Inspired by the likes of Sum 41, All Time Low and One Republic, Kayla Farrish is a beautiful singer-songwriter with a badass attitude. While the US-based artist has been writing songs from a young age, it was only in 2018 that she began releasing music and I’m so glad she did. Featured on various online radio stations and playlists, including iHeart Radio, this gem is reaching audiences on different continents – the joy of the internet. Not yet a performing artist, I have yet to determine how she engages with audiences on stage; however, her singles definitely show she has talent that connects with listeners. The latest single from Farrish is ‘Unlucky’.
Following her debut EP Bottom Line (released in 2020), Farrish nods to the emo/pop-punk groups of the early 2000s in ‘Unlucky’. Reminiscent of All Time Low in melody, there is a harmonic blend between guitars, drums and vocals. Recorded at Los Angele’s Brewery Recording Studio, ‘Unlucky’ has a melodic arrangement with each element coming together in an infectious way. Catchy crescendoes exist between the vocals and easy guitar riffs enhancing the message of this intimate single.
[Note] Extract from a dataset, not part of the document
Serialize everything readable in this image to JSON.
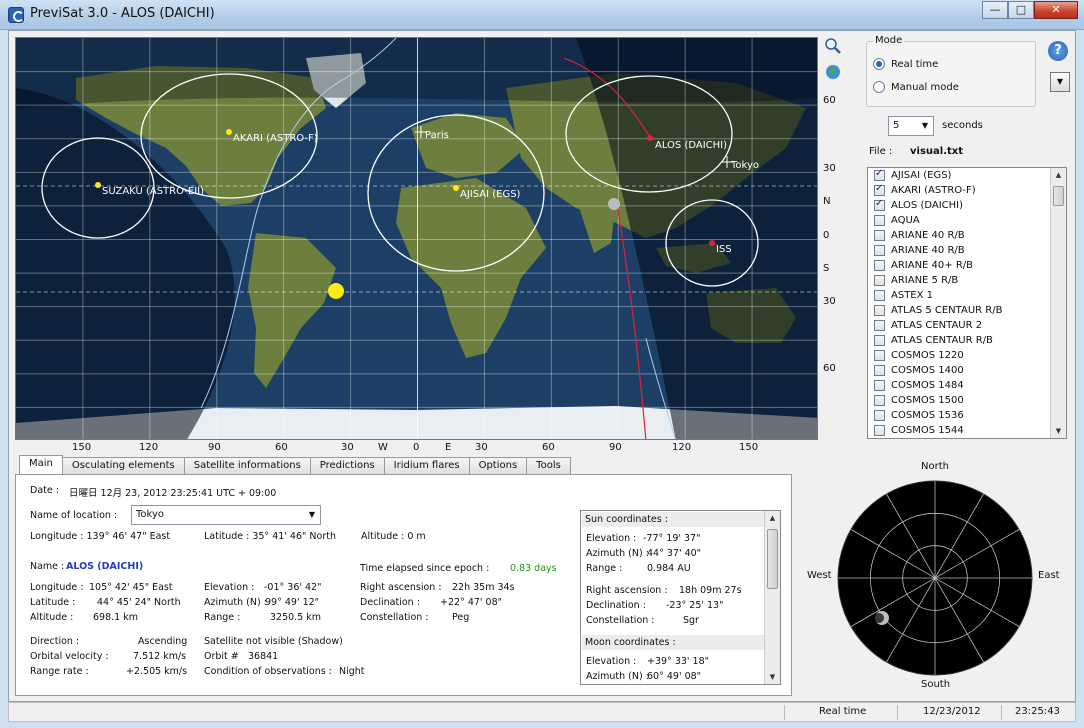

As with many songs from the pop-punk/emo/pop-rock genre, the track uses a personal narrative to connect with audiences and share poignant tales. According to Farrish, ‘Unlucky was written “…immediately after a super bad breakup; I was at a point where I kind of felt like all of my relationships were doomed and that I was just unlucky.” This is a situation many of us face, particularly in these uncertain times when isolation makes relationships far more fragile. Exposing the fragility of the human soul through this tender song showcases not only Farrish’s insight but also her maturity.
The moment I listened to this song I had to stop to see if I had made a mistake and hit Paramore on my personal playlist. While she may not have the experience or discography like Paramore, Farrish’s vocals are a Hayley Williams meets Fefe Dobson quality which is utterly delightful. My prediction: give Farrish a few more years and her sophisticated sound will easily rival some of the more established acts like Williams and Dobson. Definitely a diamond in the rough.